The Bharatiya Janata Party’s prime ministerial nominee Narendra Modi is “sad” the 2002 Gujarat riots took place but has no guilt, according to a recently published book by British author and journalist Andy Marino. The book also quotes Modi as saying that no court had “come even close to establishing it (his link to the violence in any form)”.
The book also discloses that after the riots, Modi wanted to resign as the chief minister of Gujarat but was prevailed upon by the Bharatiya Janata Party to continue.
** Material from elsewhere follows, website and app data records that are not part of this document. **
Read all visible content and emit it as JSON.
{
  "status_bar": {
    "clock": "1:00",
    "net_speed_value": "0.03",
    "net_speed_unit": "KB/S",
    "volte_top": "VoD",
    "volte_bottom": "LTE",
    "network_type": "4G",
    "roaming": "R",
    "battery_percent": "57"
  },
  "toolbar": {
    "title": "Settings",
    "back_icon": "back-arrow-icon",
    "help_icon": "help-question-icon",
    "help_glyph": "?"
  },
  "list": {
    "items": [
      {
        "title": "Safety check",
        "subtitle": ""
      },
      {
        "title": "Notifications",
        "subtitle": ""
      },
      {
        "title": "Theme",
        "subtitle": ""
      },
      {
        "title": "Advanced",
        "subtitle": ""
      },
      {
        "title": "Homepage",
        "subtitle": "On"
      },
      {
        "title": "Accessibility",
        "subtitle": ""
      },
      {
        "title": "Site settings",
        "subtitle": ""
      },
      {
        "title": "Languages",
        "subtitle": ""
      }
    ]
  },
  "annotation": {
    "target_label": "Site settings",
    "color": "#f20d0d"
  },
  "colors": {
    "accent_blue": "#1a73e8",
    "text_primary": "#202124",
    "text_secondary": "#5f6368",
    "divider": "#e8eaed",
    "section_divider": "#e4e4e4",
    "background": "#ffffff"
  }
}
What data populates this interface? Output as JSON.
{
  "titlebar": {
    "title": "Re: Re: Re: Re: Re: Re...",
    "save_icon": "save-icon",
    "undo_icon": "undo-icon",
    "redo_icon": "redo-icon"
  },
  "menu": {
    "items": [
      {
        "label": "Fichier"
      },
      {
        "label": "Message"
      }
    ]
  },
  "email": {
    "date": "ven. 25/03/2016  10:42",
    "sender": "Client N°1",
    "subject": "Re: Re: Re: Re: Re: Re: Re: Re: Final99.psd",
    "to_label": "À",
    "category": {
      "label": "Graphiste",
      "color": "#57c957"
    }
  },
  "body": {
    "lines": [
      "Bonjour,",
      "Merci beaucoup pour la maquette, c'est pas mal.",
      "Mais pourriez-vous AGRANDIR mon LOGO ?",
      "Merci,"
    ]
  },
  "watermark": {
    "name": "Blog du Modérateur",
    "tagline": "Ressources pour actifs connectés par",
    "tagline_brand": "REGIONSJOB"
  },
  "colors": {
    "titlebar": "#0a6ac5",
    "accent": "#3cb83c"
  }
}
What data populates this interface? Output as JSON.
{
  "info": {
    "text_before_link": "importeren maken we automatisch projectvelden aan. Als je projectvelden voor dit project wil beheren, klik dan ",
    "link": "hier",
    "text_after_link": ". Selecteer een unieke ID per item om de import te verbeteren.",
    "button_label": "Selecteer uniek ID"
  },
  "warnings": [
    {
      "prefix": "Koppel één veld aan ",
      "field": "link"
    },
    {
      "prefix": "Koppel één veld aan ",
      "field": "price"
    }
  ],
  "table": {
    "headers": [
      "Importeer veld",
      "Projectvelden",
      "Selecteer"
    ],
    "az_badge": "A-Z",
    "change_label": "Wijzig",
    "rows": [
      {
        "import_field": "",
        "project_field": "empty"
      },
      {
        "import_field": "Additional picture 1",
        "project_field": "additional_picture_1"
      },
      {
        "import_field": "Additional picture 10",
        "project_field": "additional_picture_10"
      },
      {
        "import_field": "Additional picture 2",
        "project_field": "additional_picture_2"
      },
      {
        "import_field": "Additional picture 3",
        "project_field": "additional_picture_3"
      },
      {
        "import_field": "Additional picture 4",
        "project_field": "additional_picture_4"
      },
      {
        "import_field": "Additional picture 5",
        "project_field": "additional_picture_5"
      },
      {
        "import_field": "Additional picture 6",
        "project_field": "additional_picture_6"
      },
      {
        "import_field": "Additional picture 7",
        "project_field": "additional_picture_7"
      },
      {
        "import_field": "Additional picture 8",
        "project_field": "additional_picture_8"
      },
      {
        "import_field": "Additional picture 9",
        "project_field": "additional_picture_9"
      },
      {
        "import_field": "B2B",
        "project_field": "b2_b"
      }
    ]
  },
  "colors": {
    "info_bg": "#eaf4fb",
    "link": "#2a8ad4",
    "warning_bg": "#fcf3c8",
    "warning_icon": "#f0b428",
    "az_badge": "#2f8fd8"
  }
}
The Gujarat chief minister had for the first time shared his side of the Gujarat 2002 riots in December last year, saying he was "shaken to the core" by the "mindless violence".
"'Grief', 'Sadness', 'Misery', 'Pain', 'Anguish', 'Agony' - mere words could not capture the absolute emptiness one felt on witnessing such inhumanity…," he wrote in his blog last year, a day after a court had rejected a petition challenging a probe report clearing him of complicity in the Gulbarg Society riots case.
According to official records, of more than 1,200 people killed in the riots, nearly 950 were Muslims. The riots had erupted following the torching of the Sabarmati Express near Godhra, in which 59 passengers - mostly kar sevaks returning from Ayodhya - were killed.
Though the Gujarat CM suffered 12 years of public “Modi-bashing” since the riots, he decided early on to “let the media do its work; there will be no confrontation”, the book says.
“I never waste my time in confrontation,” he is quoted as saying in the biography written by Marino, who is also a television producer.
Titled “Narendra Modi: A Political Biography” and published by Harper Collins, the book is based on Marino’s interactions with Modi during his political rallies over several weeks.
The 310-page book claims to have dealt with news reports of the riots with the help of “hitherto unpublished, authenticated documents”.
Marino says the BJP strongman confided in him "possibly for the first time in an on-the-record interview that he (Modi) no longer wanted to be the chief minister after the riots because he had decided it was unfair on the people of the state who had been subjected to extreme abuse because of him".